Shown above on the left is an offset dish with one feed support arm and on the right above an offset dish with three feed support arms.
As a general rule the two types of dishes are simply two ways of doing the same job, however, an offset dish, if well engineered, can have more gain than the prime focus dish. It is never, however, that simple. It is true that petalised offset dishes usually have poor gain but a one-piece well engineered prime focus dish can be better than a poorly engineered offset dish and some very good prime focus dishes can have the same gain as a good offset dish of the same size. As usual you get what you pay for. Cheap prime focus petalised dishes are to be avoided and we don't sell them. Prime focus dishes probably look better than offset dishes as they point upwards. Below we compare the two types of dishes in much more detail. Read on ....
Comparing a prime focus dish with an offset dish.

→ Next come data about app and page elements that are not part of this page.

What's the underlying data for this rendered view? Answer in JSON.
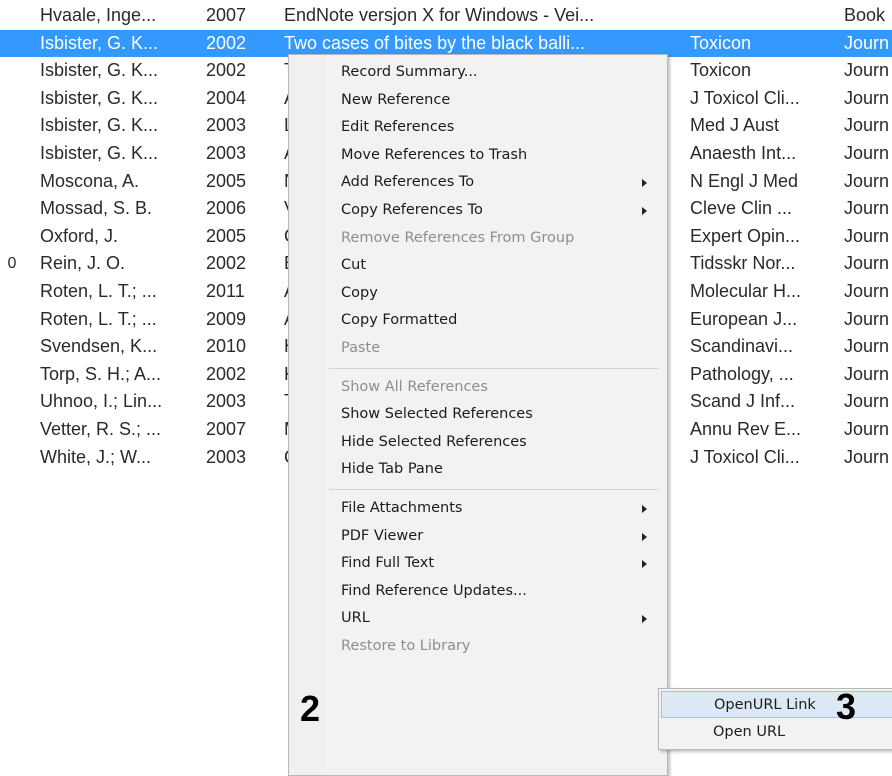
{
  "references": [
    {
      "clip": "",
      "author": "Hvaale, Inge...",
      "year": "2007",
      "title": "EndNote versjon X for Windows - Vei...",
      "journal": "",
      "type": "Book"
    },
    {
      "clip": "",
      "author": "Isbister, G. K...",
      "year": "2002",
      "title": "Two cases of bites by the black balli...",
      "journal": "Toxicon",
      "type": "Journ",
      "selected": true
    },
    {
      "clip": "",
      "author": "Isbister, G. K...",
      "year": "2002",
      "title": "T",
      "journal": "Toxicon",
      "type": "Journ"
    },
    {
      "clip": "",
      "author": "Isbister, G. K...",
      "year": "2004",
      "title": "A",
      "journal": "J Toxicol Cli...",
      "type": "Journ"
    },
    {
      "clip": "",
      "author": "Isbister, G. K...",
      "year": "2003",
      "title": "L",
      "journal": "Med J Aust",
      "type": "Journ"
    },
    {
      "clip": "",
      "author": "Isbister, G. K...",
      "year": "2003",
      "title": "A",
      "journal": "Anaesth Int...",
      "type": "Journ"
    },
    {
      "clip": "",
      "author": "Moscona, A.",
      "year": "2005",
      "title": "N",
      "journal": "N Engl J Med",
      "type": "Journ"
    },
    {
      "clip": "",
      "author": "Mossad, S. B.",
      "year": "2006",
      "title": "V",
      "journal": "Cleve Clin ...",
      "type": "Journ"
    },
    {
      "clip": "",
      "author": "Oxford, J.",
      "year": "2005",
      "title": "C",
      "journal": "Expert Opin...",
      "type": "Journ"
    },
    {
      "clip": "0",
      "author": "Rein, J. O.",
      "year": "2002",
      "title": "E",
      "journal": "Tidsskr Nor...",
      "type": "Journ"
    },
    {
      "clip": "",
      "author": "Roten, L. T.; ...",
      "year": "2011",
      "title": "A",
      "journal": "Molecular H...",
      "type": "Journ"
    },
    {
      "clip": "",
      "author": "Roten, L. T.; ...",
      "year": "2009",
      "title": "A",
      "journal": "European J...",
      "type": "Journ"
    },
    {
      "clip": "",
      "author": "Svendsen, K...",
      "year": "2010",
      "title": "H",
      "journal": "Scandinavi...",
      "type": "Journ"
    },
    {
      "clip": "",
      "author": "Torp, S. H.; A...",
      "year": "2002",
      "title": "K",
      "journal": "Pathology, ...",
      "type": "Journ"
    },
    {
      "clip": "",
      "author": "Uhnoo, I.; Lin...",
      "year": "2003",
      "title": "T",
      "journal": "Scand J Inf...",
      "type": "Journ"
    },
    {
      "clip": "",
      "author": "Vetter, R. S.; ...",
      "year": "2007",
      "title": "M",
      "journal": "Annu Rev E...",
      "type": "Journ"
    },
    {
      "clip": "",
      "author": "White, J.; W...",
      "year": "2003",
      "title": "C",
      "journal": "J Toxicol Cli...",
      "type": "Journ"
    }
  ],
  "context_menu": [
    {
      "label": "Record Summary...",
      "name": "menu-record-summary"
    },
    {
      "label": "New Reference",
      "name": "menu-new-reference"
    },
    {
      "label": "Edit References",
      "name": "menu-edit-references"
    },
    {
      "label": "Move References to Trash",
      "name": "menu-move-to-trash"
    },
    {
      "label": "Add References To",
      "name": "menu-add-references-to",
      "submenu": true
    },
    {
      "label": "Copy References To",
      "name": "menu-copy-references-to",
      "submenu": true
    },
    {
      "label": "Remove References From Group",
      "name": "menu-remove-from-group",
      "disabled": true
    },
    {
      "label": "Cut",
      "name": "menu-cut"
    },
    {
      "label": "Copy",
      "name": "menu-copy"
    },
    {
      "label": "Copy Formatted",
      "name": "menu-copy-formatted"
    },
    {
      "label": "Paste",
      "name": "menu-paste",
      "disabled": true
    },
    {
      "separator": true
    },
    {
      "label": "Show All References",
      "name": "menu-show-all-references",
      "disabled": true
    },
    {
      "label": "Show Selected References",
      "name": "menu-show-selected-references"
    },
    {
      "label": "Hide Selected References",
      "name": "menu-hide-selected-references"
    },
    {
      "label": "Hide Tab Pane",
      "name": "menu-hide-tab-pane"
    },
    {
      "separator": true
    },
    {
      "label": "File Attachments",
      "name": "menu-file-attachments",
      "submenu": true
    },
    {
      "label": "PDF Viewer",
      "name": "menu-pdf-viewer",
      "submenu": true
    },
    {
      "label": "Find Full Text",
      "name": "menu-find-full-text",
      "submenu": true
    },
    {
      "label": "Find Reference Updates...",
      "name": "menu-find-reference-updates"
    },
    {
      "label": "URL",
      "name": "menu-url",
      "submenu": true,
      "active": true
    },
    {
      "label": "Restore to Library",
      "name": "menu-restore-to-library",
      "disabled": true
    }
  ],
  "url_submenu": [
    {
      "label": "OpenURL Link",
      "name": "submenu-openurl-link",
      "hover": true
    },
    {
      "label": "Open URL",
      "name": "submenu-open-url"
    }
  ],
  "callouts": {
    "step2": "2",
    "step3": "3"
  },
  "colors": {
    "selection": "#3399ff",
    "menu_bg": "#f2f2f2",
    "hover": "#dde8f5"
  }
}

Which has the most gain? Assuming two dishes have exactly the same area, which is unlikely as dishes of the same quoted diameter are rarely the same (more about that later) but assuming the same area, and (for the sake of this discussion) the same efficiency (same accurate parabolic shape, again unlikely) the offset dish should produce more signal as the arms, feed support, feedhorn and lnb are not in the signal path. However, it is never that simple. A prime focus dish produces a very precise focal point. (Just like focussing the sun with a magnifying glass), the electromagnetic microwaves can be focused to a very exact well defined position into the feedhorn. In addition, any unwanted radiation, (e.g. infra red heat) that approaches the feedhorn from around the edge of the dish are rejected around the edge of the feedhorn by the scalar rings. These rings produce destructive interference and therefore maintain a high signal to noise ratio. The focal point on an offset dish is not as precise and the feedhorn needs to be flaired to collect the radiation. There are no scalar rings and so it is more likely that noise (eg infra red from around the edges of the dish) can enter the feedhorn. It is possible that this effect, (improved signs to noise ratio) can, to a greater or lesser extent make up for the shadows on a prime focus dish due to the feed assembly. Some manufacturers, when they quote dish diameter, quote maximum, others quote average and some quote useable. Does the dish work all the way to the edge or is there a roll off area resulting in a much smaller useable area? Petallised dishes or dishes in several segments tend to have low efficiency as they usually do not form a very good parabola. once assembled they often lack accuracy. The quality and rigidity of the feed support arms can also affect the amount of signal being received Flimsy arms may not hold the feedhorn and lnb in the exact optimum position. It may be possible for the arms to flex to a position that gives better results but then they spring back again. Paying more for a dish usually provides a higher build quality. Petalised dishes are usually cheap and have a very disappointing performance. One piece dishes tend to work really well if manufactured by specialist companies that make quality a priority. Dishes can be made of steel, (steel needs to have a good coating to stop corrosion) aluminium, or fibre glass / plastic. The type of material is not really an issue. What can be a problem is if the material is too thin. If it can be damaged or warped in transit or in high winds. The backplate needs to be very strong. Here steel is ideal and the best covering is "dipped galvanised". All bolts, nuts and u clamps should be stainless steel. Brass is a good material for long threaded elevation adjusters. The gain of a dish should be specified at (at least) 3 frequencies. The feedhorn should be designed for the dish, or have an adjustable f/d (scalar rings on a threaded adjustment) that can be matched to the dish. 40mm universal lnbs may not be a good match. All prime focus dishes should use a prime focus feedhorn with scalar rings. A prime focus or offset matched feedhorn should provide an improvement over an LNBF (An LNBF is an LNB with an intergrated feedhorn, more commonly these days called a 40 mm LNB. Technically only an lnb without an integrated feedhorn e.g. a c120 LNB or a block type should be called an LNB) if the dish size is 1.2m or larger. (Larger dishes have a narrower acceptance angle) Whether prime focus or offset, a matched feedhorn should improve the signal to noise ratio. To summarise, there are good well engineered offset dishes and low cost mass maket offset dishes. There are high quality prime focus dishes and some poor quality low cost petalised prime focus dishes. As usual "you get what you pay for". Which look the best? This is a matter of opinion but the prime focus dish points upwards to the satellite and looks purposeful. When domestic satellite TV started in the UK in 1985 all dishes were prime focus. The offset dish reflects the radiation downwards and so the dish face is more vertical (there is an offset angle). There is a great deal more to this subject than most people realise, hopefully this discussion clarifies some of the differences. Cost, build quality, the right matereials and good design are the key to maximum useful signal (High signal to noise ratio.) quality dishes.